To our American friends...
We were recently surprised to see the case of the Québec Office de la langue franšaise, under provisions of the French Language Charter, asking a Montréal computer retailer to provide a French translation of its English-only Web page make its way through the American press. Surprised, at first, because whatever happens in Québec is most often than not largely ignored by our American friends. But surprise gave way to disappointment when we saw the journalistic treatment of the story
To set the record straight, let us review some erroneous facts contained in two articles.
Wired news in its June 17 dispatch by Ashley Craddock talks of "the separationist [sic] furor that has raged over Quebec for decades". Separationist furor? Let us just say that the "sovereignist" movement has been alive and well in Québec for decades, nearly succeeding in winning a referendum (49.5% of the vote) on the issue in 1995. The term "separatist" is used in some circles, but the use of the term "separationist" was new to us. Talking of "furor" seems to disregard the democratic process involved here.
Further, Craddock states that "Although the charter has been relatively successful in terms of maintaining linguistic purity, its economic effects have been harsh: An estimated 300,000 residents and 1,000 business have left the province since the law was passed." Although these numbers by themselves are highly questionable, they also attribute to the sole adoption of the Charter that some people and businesses do leave the province. Not a word on the global economic conditions, on unemployment, on government and business downsizing and other factors that can contribute to interprovincial migrations. It makes no reference to the fact that Québec attracts new businesses, that the aerospace and high tech industries are flourishing.
We will discard totally Craddock's assertion that "In Montreal, large businesses are bilingual. On the streets, English words are no longer displayed. In homes and schools, the phrase, 'le weekend,' common parlance in France, is almost never heard." Anyone who has visited Québec or Montréal in the past thirty years will also dismiss these comments.
Nando.net on the same story on June 19 picked up an Associated Press dispatch titled "Quebec's language police patrolling the Internet" in which we could read "Though Quebec is home to only about 5 percent of the world's francophones, it claims to have created about 30 percent of French-language Web sites." For the record, we would like to point out that this "claim" was not made in Québec nor by persons from Québec, but that the fact was stated by Bruno Oudet, president of the French chapter of the Internet Society (ISOC- France) in an article published in the March 1997 issue of Scientific American.

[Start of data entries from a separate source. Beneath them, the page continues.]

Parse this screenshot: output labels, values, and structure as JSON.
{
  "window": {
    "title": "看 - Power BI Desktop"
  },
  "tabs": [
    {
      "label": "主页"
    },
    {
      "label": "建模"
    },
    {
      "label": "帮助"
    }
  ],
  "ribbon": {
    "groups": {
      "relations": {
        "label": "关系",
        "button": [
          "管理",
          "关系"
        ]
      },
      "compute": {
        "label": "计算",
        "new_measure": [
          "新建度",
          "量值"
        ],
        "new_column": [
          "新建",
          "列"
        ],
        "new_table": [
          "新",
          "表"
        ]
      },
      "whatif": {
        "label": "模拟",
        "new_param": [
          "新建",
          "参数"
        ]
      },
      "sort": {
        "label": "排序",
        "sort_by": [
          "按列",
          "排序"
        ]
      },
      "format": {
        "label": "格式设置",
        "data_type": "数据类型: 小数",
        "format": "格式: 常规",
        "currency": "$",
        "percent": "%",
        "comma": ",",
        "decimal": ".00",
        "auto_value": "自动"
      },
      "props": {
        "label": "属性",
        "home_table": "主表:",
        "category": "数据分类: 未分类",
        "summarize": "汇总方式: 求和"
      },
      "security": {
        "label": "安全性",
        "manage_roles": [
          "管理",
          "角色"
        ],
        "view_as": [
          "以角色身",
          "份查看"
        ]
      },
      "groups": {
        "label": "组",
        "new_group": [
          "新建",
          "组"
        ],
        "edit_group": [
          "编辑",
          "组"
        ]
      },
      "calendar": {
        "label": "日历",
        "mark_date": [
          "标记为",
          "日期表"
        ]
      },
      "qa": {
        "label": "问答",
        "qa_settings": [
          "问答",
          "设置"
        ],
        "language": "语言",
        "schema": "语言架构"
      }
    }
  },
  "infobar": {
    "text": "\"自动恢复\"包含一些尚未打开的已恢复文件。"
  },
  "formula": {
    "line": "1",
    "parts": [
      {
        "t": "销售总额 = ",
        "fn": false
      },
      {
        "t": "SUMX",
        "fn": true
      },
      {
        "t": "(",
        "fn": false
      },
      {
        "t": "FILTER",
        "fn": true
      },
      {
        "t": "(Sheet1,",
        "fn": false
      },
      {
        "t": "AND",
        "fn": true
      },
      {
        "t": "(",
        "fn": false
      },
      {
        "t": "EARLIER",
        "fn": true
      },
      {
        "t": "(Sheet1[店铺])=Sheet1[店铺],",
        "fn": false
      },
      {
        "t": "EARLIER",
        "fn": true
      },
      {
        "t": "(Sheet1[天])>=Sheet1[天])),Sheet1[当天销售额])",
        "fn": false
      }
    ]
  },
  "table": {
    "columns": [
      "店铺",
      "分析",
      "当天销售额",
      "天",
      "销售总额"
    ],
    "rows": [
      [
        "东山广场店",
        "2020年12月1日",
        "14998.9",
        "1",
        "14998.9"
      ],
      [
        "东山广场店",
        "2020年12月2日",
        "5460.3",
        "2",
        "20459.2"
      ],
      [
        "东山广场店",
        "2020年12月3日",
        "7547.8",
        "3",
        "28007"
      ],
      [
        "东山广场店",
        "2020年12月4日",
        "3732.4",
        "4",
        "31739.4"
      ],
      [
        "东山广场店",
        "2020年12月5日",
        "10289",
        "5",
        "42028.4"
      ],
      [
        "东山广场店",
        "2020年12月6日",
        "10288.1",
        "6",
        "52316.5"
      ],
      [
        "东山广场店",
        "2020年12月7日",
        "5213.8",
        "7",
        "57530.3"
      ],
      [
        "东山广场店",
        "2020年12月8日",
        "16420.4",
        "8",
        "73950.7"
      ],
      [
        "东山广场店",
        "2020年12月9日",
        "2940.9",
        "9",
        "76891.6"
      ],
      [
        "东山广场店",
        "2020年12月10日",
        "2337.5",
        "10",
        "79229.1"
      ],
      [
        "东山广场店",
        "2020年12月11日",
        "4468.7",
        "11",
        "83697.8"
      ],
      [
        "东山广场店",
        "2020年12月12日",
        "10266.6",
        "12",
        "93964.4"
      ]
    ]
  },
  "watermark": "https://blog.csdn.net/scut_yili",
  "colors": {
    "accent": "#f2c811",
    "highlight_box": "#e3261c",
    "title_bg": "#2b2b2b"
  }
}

Other examples of misperception of the real situation in Québec unfortunately abound. May we perhaps suggest to newspersons who wish to do stories on Québec that they do their homework and at least get their facts straight. On issues dealing with the economy, a good starting point can be the Ministry of Industry, Commerce, Science and Technology's web site. On political issues, including the sovereignist movement, one might read the November/December 1995 (circa Referendum) issue of Canada Watch journal in which several prominent sovereignist figures from Québec offered their views.
It can also be keenly pointed that for a duly-elected government, trying to preserve the cultural and linguistic heritage of the population it serves is quite legitimate. To date, 23 American states have adopted legislations in order to assert and protect English as their official language, as pointed out by English-language activist movements in the U.S. such U.S. English and English First.
As for the "real" issue at hand in this case, i.e. jurisdiction of a provincial government over material posted on the Internet, let us reassure our American friends and network activists. Key actors, analysts, advisors, commentators and jurists within the Québec Internet community will react to point out the practical inapplicability of the French language Charter to Web contents.
Jean-Pierre Cloutier is the editor of the award winning weekly E-zine Les Chroniques de Cybérie.
URL : http://www.cyberie.qc.ca/jpc/uspress.html
Online: June 19 1997